I kind of like painting, composing. I don’t do a lot of people unless they’re my friends. I would love to do street photography, but I don’t think I have the social, kind of, whatever to navigate that whole interaction. I love street photography. I love when people take pictures of random strangers in perfect moments, or whatever. I like everything else. I like that too. But I’ll do everything else from detailed minutiae—closeups—to composing the shapes of the window, the wall, the light.
Composing means you’ll manipulate these things?
No, I’ll frame it. So, I don’t know, I love taking photos. I like going to a new town, getting high, and going outside and start taking new pictures.
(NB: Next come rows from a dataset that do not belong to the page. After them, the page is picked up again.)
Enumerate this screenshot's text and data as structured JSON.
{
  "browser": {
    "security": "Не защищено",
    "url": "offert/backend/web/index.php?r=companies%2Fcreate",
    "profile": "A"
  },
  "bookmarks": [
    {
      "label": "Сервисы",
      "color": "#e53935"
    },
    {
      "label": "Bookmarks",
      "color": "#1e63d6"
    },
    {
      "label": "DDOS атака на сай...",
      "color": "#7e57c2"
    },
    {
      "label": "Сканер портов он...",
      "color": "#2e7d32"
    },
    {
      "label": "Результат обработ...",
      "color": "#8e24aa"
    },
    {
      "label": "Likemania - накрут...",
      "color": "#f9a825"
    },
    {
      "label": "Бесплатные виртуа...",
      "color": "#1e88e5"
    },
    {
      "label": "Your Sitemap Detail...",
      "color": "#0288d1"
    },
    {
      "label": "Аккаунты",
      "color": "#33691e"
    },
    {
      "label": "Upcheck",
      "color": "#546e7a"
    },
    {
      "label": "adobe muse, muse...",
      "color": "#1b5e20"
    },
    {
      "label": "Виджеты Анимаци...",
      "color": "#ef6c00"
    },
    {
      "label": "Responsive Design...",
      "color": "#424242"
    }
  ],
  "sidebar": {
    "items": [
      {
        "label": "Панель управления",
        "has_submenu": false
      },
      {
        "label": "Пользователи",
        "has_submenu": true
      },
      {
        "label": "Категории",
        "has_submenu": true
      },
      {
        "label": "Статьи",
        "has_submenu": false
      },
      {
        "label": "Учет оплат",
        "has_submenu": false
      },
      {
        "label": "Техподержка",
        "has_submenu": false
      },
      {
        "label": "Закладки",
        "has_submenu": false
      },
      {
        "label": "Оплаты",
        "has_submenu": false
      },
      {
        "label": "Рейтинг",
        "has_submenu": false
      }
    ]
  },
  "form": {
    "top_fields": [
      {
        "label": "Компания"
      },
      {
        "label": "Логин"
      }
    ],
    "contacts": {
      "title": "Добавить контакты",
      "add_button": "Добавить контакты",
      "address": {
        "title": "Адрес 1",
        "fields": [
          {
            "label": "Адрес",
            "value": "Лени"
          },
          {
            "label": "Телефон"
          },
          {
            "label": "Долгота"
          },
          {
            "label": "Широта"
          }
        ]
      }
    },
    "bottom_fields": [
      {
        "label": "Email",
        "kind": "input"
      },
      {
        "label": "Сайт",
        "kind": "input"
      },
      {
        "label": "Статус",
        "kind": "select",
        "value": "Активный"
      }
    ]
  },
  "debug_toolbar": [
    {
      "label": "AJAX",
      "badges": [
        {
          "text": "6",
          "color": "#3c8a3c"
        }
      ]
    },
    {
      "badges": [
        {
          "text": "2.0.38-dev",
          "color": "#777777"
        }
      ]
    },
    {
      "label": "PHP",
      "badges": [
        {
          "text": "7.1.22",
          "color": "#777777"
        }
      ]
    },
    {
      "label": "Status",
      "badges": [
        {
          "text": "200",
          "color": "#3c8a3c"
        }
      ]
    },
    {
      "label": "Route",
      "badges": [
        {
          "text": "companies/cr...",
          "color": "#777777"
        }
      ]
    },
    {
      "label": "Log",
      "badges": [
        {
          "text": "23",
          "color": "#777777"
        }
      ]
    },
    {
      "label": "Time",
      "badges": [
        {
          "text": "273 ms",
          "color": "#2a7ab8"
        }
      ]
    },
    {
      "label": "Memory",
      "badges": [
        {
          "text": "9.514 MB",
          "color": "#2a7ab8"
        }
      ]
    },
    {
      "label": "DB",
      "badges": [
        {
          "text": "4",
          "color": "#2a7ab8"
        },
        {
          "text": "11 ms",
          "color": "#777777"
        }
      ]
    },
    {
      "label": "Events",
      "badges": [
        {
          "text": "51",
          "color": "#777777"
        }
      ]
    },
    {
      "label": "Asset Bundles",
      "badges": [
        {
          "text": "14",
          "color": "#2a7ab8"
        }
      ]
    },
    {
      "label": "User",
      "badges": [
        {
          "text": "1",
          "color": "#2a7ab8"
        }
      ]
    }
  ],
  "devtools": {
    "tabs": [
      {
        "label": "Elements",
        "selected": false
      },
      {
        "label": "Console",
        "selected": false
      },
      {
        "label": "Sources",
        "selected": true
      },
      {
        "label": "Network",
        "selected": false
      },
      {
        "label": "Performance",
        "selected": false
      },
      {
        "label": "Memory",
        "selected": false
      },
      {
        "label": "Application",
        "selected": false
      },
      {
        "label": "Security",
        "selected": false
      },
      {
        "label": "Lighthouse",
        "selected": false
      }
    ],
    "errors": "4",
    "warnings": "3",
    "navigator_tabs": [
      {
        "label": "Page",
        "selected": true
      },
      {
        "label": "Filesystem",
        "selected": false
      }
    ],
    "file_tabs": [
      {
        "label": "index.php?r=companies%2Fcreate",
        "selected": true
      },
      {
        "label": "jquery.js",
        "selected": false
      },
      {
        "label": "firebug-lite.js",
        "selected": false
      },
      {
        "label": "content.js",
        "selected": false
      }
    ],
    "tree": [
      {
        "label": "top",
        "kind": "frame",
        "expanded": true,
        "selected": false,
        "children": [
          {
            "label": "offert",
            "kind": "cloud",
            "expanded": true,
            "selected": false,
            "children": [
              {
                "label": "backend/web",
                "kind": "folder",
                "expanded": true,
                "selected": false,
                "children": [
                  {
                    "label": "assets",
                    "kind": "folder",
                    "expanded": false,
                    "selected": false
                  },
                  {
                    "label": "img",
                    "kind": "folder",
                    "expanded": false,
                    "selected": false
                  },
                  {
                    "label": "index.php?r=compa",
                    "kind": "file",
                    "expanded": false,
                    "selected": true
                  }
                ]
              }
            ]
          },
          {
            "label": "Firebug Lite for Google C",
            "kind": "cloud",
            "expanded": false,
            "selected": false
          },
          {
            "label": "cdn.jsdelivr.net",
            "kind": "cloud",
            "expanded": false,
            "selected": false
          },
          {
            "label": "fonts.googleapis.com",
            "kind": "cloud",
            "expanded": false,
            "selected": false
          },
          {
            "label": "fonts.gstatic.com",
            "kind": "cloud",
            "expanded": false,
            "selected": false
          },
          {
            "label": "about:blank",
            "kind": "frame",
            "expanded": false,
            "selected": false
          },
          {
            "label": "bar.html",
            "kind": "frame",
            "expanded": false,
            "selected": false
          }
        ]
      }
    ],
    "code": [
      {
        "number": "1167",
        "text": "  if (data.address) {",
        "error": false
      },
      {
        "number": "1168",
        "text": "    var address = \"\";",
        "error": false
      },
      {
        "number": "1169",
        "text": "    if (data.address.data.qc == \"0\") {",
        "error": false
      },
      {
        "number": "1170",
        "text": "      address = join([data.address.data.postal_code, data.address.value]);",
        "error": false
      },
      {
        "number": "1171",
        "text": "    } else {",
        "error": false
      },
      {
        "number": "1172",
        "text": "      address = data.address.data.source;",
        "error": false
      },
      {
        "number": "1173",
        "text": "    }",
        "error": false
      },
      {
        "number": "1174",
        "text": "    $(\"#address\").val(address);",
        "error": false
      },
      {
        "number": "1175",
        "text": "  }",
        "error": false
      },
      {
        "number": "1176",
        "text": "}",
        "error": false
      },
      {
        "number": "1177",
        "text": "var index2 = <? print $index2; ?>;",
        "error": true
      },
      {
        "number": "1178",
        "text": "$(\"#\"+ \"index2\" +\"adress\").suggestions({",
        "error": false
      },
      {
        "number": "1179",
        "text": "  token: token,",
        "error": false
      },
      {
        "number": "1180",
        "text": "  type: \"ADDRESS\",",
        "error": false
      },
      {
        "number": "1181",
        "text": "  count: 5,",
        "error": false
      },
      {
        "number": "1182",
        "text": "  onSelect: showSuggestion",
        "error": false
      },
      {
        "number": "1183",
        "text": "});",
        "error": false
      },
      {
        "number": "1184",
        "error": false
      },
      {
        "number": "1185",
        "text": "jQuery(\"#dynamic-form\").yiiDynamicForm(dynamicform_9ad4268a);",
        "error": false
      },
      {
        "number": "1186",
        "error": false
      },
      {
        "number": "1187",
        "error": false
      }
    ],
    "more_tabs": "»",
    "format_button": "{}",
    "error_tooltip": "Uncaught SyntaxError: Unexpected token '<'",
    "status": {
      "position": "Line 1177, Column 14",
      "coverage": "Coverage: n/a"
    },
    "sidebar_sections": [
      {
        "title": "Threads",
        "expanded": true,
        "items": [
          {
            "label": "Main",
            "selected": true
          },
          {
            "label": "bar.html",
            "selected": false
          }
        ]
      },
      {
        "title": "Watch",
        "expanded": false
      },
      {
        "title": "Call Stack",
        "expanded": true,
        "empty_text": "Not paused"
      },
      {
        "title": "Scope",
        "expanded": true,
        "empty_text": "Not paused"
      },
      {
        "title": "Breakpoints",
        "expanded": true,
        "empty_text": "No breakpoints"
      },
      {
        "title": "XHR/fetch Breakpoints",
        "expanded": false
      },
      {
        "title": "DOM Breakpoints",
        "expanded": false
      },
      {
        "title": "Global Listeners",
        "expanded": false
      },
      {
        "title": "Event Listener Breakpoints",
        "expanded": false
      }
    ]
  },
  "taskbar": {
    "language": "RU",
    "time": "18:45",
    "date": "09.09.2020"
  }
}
It creates, I bet on the road, it creates a new level of interest because, when you’re not doing stand-up… like when I’m touring with the band, I’m like, “What the fuck am I supposed to do for these eight hours? They’re wasted.”
It’s nice to go out and take a walk. It’s a good way for me to take in the city, to experience a new place. I feel like when I get high—I don’t want to sound like a brat—but it helps me see the visuals better. It’s just a more sharp sense of…
Yeah. Everything. Lights, textures, colors. I just like to put it into a photo.
Do you think there are any parallels between photography and stand up?
Yes, yes, yes. Good question. It’s a context. It’s framing your ideas. In stand up, you have an idea but in order to present it—the punch line—you have to have the right setup, the right context. I think Chris Rock said it—Louie told me. He quotes Chris Rock a lot. Chris Rock said punch lines are easy; it’s the setups you got to figure out.
But basically I think the parallels between photography and stand-up is that you take a little observation—a little something from your daily life—and then you frame it. And you present that to the audience in that context.
And then that slice will have some larger meaning.
A larger meaning or just a more focused…
Yeah. You bring more attention to it just by focusing on that one thing.
And maybe decontextualizing it, even.
Yes, and decontextualize it. So you won’t know what this whole thing is about, but you’ll know this little corner and how this curves into this shadow here and catches some light at the end. I also do that in stand-up where I keen in on one little act of life that people overlook.
If something weird happened to you at a McDonald’s bathroom, and you didn’t do stand-up, that would be gone. But when you do stand up, you can express what happened to you and frame it in a certain way, and it’s there.
And you can share it with people.
And in photography, you might not pay attention to it, and it might not ever look that way again. But hey, it’s here.
Yeah. There’s definitely a strong parallel. I can’t articulate it very well, but I think we got the gist of it.